About this task. For each record below, output its text exactly and skip any picture.

Data excerpts Block Start

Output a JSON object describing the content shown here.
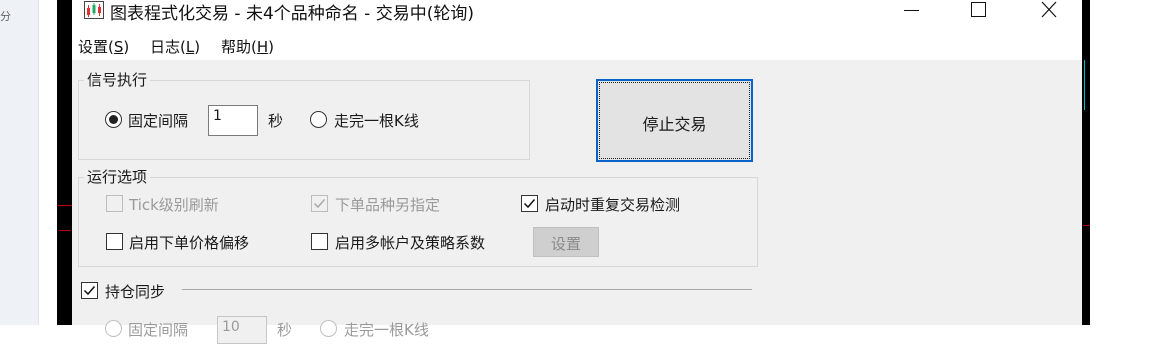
{
  "background": {
    "sidebar_text": "分"
  },
  "window": {
    "title": "图表程式化交易 - 未4个品种命名 - 交易中(轮询)",
    "menu": [
      {
        "label": "设置(",
        "accel": "S",
        "end": ")"
      },
      {
        "label": "日志(",
        "accel": "L",
        "end": ")"
      },
      {
        "label": "帮助(",
        "accel": "H",
        "end": ")"
      }
    ]
  },
  "signal_exec": {
    "title": "信号执行",
    "fixed_interval_label": "固定间隔",
    "interval_value": "1",
    "seconds_label": "秒",
    "kline_label": "走完一根K线",
    "selected": "fixed_interval"
  },
  "stop_button": {
    "label": "停止交易"
  },
  "run_options": {
    "title": "运行选项",
    "tick_refresh": {
      "label": "Tick级别刷新",
      "checked": false,
      "enabled": false
    },
    "order_symbol": {
      "label": "下单品种另指定",
      "checked": true,
      "enabled": false
    },
    "startup_check": {
      "label": "启动时重复交易检测",
      "checked": true,
      "enabled": true
    },
    "price_offset": {
      "label": "启用下单价格偏移",
      "checked": false,
      "enabled": true
    },
    "multi_account": {
      "label": "启用多帐户及策略系数",
      "checked": false,
      "enabled": true
    },
    "settings_button": "设置"
  },
  "position_sync": {
    "label": "持仓同步",
    "checked": true,
    "sub_fixed_label": "固定间隔",
    "sub_interval_value": "10",
    "sub_seconds_label": "秒",
    "sub_kline_label": "走完一根K线"
  }
}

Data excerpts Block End

Solution to the exercise.
Output a JSON object describing the content shown here.
{
  "background": {
    "sidebar_text": "分"
  },
  "window": {
    "title": "图表程式化交易 - 未4个品种命名 - 交易中(轮询)",
    "menu": [
      {
        "label": "设置(",
        "accel": "S",
        "end": ")"
      },
      {
        "label": "日志(",
        "accel": "L",
        "end": ")"
      },
      {
        "label": "帮助(",
        "accel": "H",
        "end": ")"
      }
    ]
  },
  "signal_exec": {
    "title": "信号执行",
    "fixed_interval_label": "固定间隔",
    "interval_value": "1",
    "seconds_label": "秒",
    "kline_label": "走完一根K线",
    "selected": "fixed_interval"
  },
  "stop_button": {
    "label": "停止交易"
  },
  "run_options": {
    "title": "运行选项",
    "tick_refresh": {
      "label": "Tick级别刷新",
      "checked": false,
      "enabled": false
    },
    "order_symbol": {
      "label": "下单品种另指定",
      "checked": true,
      "enabled": false
    },
    "startup_check": {
      "label": "启动时重复交易检测",
      "checked": true,
      "enabled": true
    },
    "price_offset": {
      "label": "启用下单价格偏移",
      "checked": false,
      "enabled": true
    },
    "multi_account": {
      "label": "启用多帐户及策略系数",
      "checked": false,
      "enabled": true
    },
    "settings_button": "设置"
  },
  "position_sync": {
    "label": "持仓同步",
    "checked": true,
    "sub_fixed_label": "固定间隔",
    "sub_interval_value": "10",
    "sub_seconds_label": "秒",
    "sub_kline_label": "走完一根K线"
  }
}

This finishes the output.